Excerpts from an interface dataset
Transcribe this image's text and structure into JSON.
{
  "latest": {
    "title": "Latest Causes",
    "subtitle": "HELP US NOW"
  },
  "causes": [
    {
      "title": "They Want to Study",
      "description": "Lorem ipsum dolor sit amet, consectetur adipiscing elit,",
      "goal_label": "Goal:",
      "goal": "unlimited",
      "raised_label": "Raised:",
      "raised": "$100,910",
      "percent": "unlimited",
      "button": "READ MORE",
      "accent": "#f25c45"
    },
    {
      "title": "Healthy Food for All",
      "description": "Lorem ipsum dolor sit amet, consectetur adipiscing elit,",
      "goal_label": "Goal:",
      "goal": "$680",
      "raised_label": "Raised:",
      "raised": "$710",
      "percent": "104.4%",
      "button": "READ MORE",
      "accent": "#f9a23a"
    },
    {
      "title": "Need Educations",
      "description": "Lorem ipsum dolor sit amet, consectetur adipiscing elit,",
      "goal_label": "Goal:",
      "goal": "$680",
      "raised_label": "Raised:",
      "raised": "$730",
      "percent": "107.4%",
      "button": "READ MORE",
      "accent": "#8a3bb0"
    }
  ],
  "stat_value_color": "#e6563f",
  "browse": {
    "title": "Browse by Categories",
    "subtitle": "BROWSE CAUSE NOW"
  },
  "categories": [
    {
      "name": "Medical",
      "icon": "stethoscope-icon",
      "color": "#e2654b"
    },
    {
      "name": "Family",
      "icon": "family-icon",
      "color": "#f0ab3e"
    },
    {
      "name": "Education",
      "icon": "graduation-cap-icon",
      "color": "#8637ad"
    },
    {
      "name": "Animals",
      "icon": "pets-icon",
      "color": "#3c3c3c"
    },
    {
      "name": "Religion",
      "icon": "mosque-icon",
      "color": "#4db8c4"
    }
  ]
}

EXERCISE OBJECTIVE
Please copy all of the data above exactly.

THE COMPLETED TASK
Transcribe this image's text and structure into JSON.
{
  "latest": {
    "title": "Latest Causes",
    "subtitle": "HELP US NOW"
  },
  "causes": [
    {
      "title": "They Want to Study",
      "description": "Lorem ipsum dolor sit amet, consectetur adipiscing elit,",
      "goal_label": "Goal:",
      "goal": "unlimited",
      "raised_label": "Raised:",
      "raised": "$100,910",
      "percent": "unlimited",
      "button": "READ MORE",
      "accent": "#f25c45"
    },
    {
      "title": "Healthy Food for All",
      "description": "Lorem ipsum dolor sit amet, consectetur adipiscing elit,",
      "goal_label": "Goal:",
      "goal": "$680",
      "raised_label": "Raised:",
      "raised": "$710",
      "percent": "104.4%",
      "button": "READ MORE",
      "accent": "#f9a23a"
    },
    {
      "title": "Need Educations",
      "description": "Lorem ipsum dolor sit amet, consectetur adipiscing elit,",
      "goal_label": "Goal:",
      "goal": "$680",
      "raised_label": "Raised:",
      "raised": "$730",
      "percent": "107.4%",
      "button": "READ MORE",
      "accent": "#8a3bb0"
    }
  ],
  "stat_value_color": "#e6563f",
  "browse": {
    "title": "Browse by Categories",
    "subtitle": "BROWSE CAUSE NOW"
  },
  "categories": [
    {
      "name": "Medical",
      "icon": "stethoscope-icon",
      "color": "#e2654b"
    },
    {
      "name": "Family",
      "icon": "family-icon",
      "color": "#f0ab3e"
    },
    {
      "name": "Education",
      "icon": "graduation-cap-icon",
      "color": "#8637ad"
    },
    {
      "name": "Animals",
      "icon": "pets-icon",
      "color": "#3c3c3c"
    },
    {
      "name": "Religion",
      "icon": "mosque-icon",
      "color": "#4db8c4"
    }
  ]
}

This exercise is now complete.